A decision was taken by Indian Nursing Council to phase out GNM Course immediately after the applications seeking approval filed by the petitioners. Thus, a request was made by the Indian Nursing Council to the Principal Secretaries (Health) that no new GNM School of Nursing should be approved from the Academic Year 2019-20. Later, sometime after the notification was issued, a Local Inspection Committee had visited the petitioner’s institution. However, no final decision on the applications filed by the petitioners has been taken by the respondents even as on date.

The Court relied on judgment on UOI v. KMJ College of Nursing, 2005 SCC OnLine Kar 249 and K Velayudhan Memorial Trust v. State of Kerala, 2009 SCC OnLine Ker 5323 and observed that based on communication No. HFW 212 RGU 2016 dated 14-12-2016 issued from the Office of the Principal Secretary to Government addressed to the Registrar, Rajiv Gandhi University of Health Sciences, insofar as recognition and approval to the School of Nursing is concerned, there is no need for the University to obtain no objection from the Indian Nursing Council.

The Court further observed in regard to making reference to the stages of examination of applications is concerned , in stage (a), it is only the submission of application under bye-law 49(1)(a) and Schedule IV and IX of the bye-law of Karnataka State Nursing Council is required and the application has already been submitted during the year 2019. With regard to the stages (b) to (g) of consideration of applications is concerned, the concerned respondents shall accomplish each of the stages in the process of consideration of the applications within a period of not more than a week. Thus, pending applications of the petitioners is required to be considered and processed by the respondents within a total period of eight weeks and communicate the decision to the petitioners immediately thereafter.

The Court thus directed the respondents “to consider the applications of petitioners which were filed in the year 2019 as if it is filed for the Academic Year 2021-22 and take a final decision on the same in the manner indicated hereinabove within an outer limit of eight weeks from today and communicate the decision to the petitioners immediately thereafter.” [JPI Dass School of Nursing v. State of Karnataka, 2022 SCC OnLine Kar 756, decided on 08-04-2022]

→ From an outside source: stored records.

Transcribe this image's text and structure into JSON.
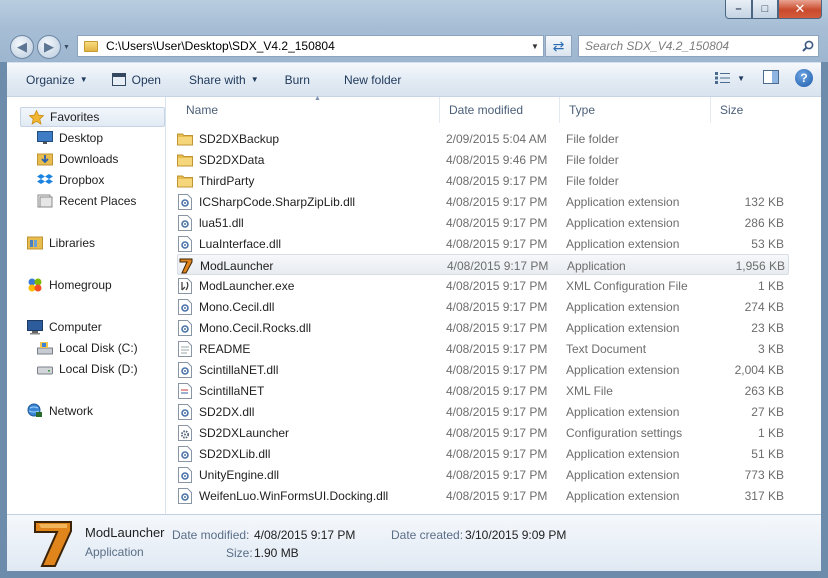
{
  "window": {
    "controls": {
      "minimize": "–",
      "maximize": "□",
      "close": "✕"
    }
  },
  "nav": {
    "back_icon": "arrow-left-icon",
    "forward_icon": "arrow-right-icon",
    "address": "C:\\Users\\User\\Desktop\\SDX_V4.2_150804",
    "search_placeholder": "Search SDX_V4.2_150804"
  },
  "toolbar": {
    "organize": "Organize",
    "open": "Open",
    "share_with": "Share with",
    "burn": "Burn",
    "new_folder": "New folder"
  },
  "navpane": {
    "favorites": "Favorites",
    "desktop": "Desktop",
    "downloads": "Downloads",
    "dropbox": "Dropbox",
    "recent_places": "Recent Places",
    "libraries": "Libraries",
    "homegroup": "Homegroup",
    "computer": "Computer",
    "local_c": "Local Disk (C:)",
    "local_d": "Local Disk (D:)",
    "network": "Network"
  },
  "columns": {
    "name": "Name",
    "date_modified": "Date modified",
    "type": "Type",
    "size": "Size"
  },
  "files": [
    {
      "name": "SD2DXBackup",
      "date": "2/09/2015 5:04 AM",
      "type": "File folder",
      "size": "",
      "icon": "folder-icon"
    },
    {
      "name": "SD2DXData",
      "date": "4/08/2015 9:46 PM",
      "type": "File folder",
      "size": "",
      "icon": "folder-icon"
    },
    {
      "name": "ThirdParty",
      "date": "4/08/2015 9:17 PM",
      "type": "File folder",
      "size": "",
      "icon": "folder-icon"
    },
    {
      "name": "ICSharpCode.SharpZipLib.dll",
      "date": "4/08/2015 9:17 PM",
      "type": "Application extension",
      "size": "132 KB",
      "icon": "dll-icon"
    },
    {
      "name": "lua51.dll",
      "date": "4/08/2015 9:17 PM",
      "type": "Application extension",
      "size": "286 KB",
      "icon": "dll-icon"
    },
    {
      "name": "LuaInterface.dll",
      "date": "4/08/2015 9:17 PM",
      "type": "Application extension",
      "size": "53 KB",
      "icon": "dll-icon"
    },
    {
      "name": "ModLauncher",
      "date": "4/08/2015 9:17 PM",
      "type": "Application",
      "size": "1,956 KB",
      "icon": "modlauncher-app-icon"
    },
    {
      "name": "ModLauncher.exe",
      "date": "4/08/2015 9:17 PM",
      "type": "XML Configuration File",
      "size": "1 KB",
      "icon": "xml-config-icon"
    },
    {
      "name": "Mono.Cecil.dll",
      "date": "4/08/2015 9:17 PM",
      "type": "Application extension",
      "size": "274 KB",
      "icon": "dll-icon"
    },
    {
      "name": "Mono.Cecil.Rocks.dll",
      "date": "4/08/2015 9:17 PM",
      "type": "Application extension",
      "size": "23 KB",
      "icon": "dll-icon"
    },
    {
      "name": "README",
      "date": "4/08/2015 9:17 PM",
      "type": "Text Document",
      "size": "3 KB",
      "icon": "text-document-icon"
    },
    {
      "name": "ScintillaNET.dll",
      "date": "4/08/2015 9:17 PM",
      "type": "Application extension",
      "size": "2,004 KB",
      "icon": "dll-icon"
    },
    {
      "name": "ScintillaNET",
      "date": "4/08/2015 9:17 PM",
      "type": "XML File",
      "size": "263 KB",
      "icon": "xml-file-icon"
    },
    {
      "name": "SD2DX.dll",
      "date": "4/08/2015 9:17 PM",
      "type": "Application extension",
      "size": "27 KB",
      "icon": "dll-icon"
    },
    {
      "name": "SD2DXLauncher",
      "date": "4/08/2015 9:17 PM",
      "type": "Configuration settings",
      "size": "1 KB",
      "icon": "config-settings-icon"
    },
    {
      "name": "SD2DXLib.dll",
      "date": "4/08/2015 9:17 PM",
      "type": "Application extension",
      "size": "51 KB",
      "icon": "dll-icon"
    },
    {
      "name": "UnityEngine.dll",
      "date": "4/08/2015 9:17 PM",
      "type": "Application extension",
      "size": "773 KB",
      "icon": "dll-icon"
    },
    {
      "name": "WeifenLuo.WinFormsUI.Docking.dll",
      "date": "4/08/2015 9:17 PM",
      "type": "Application extension",
      "size": "317 KB",
      "icon": "dll-icon"
    }
  ],
  "details": {
    "name": "ModLauncher",
    "type": "Application",
    "date_modified_label": "Date modified:",
    "date_modified": "4/08/2015 9:17 PM",
    "date_created_label": "Date created:",
    "date_created": "3/10/2015 9:09 PM",
    "size_label": "Size:",
    "size": "1.90 MB",
    "icon": "modlauncher-seven-icon"
  },
  "colors": {
    "accent": "#1c5ba9",
    "folder": "#e8bd4f",
    "selection": "#e8ecf1"
  }
}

For petitioners: Mr. Receben Jaacob and Piyush Kumar Jain

For respondents: Mr. BV Krishna and Ms. Sumana Baliga

Arunima Bose, Editorial Assistant has reported this brief.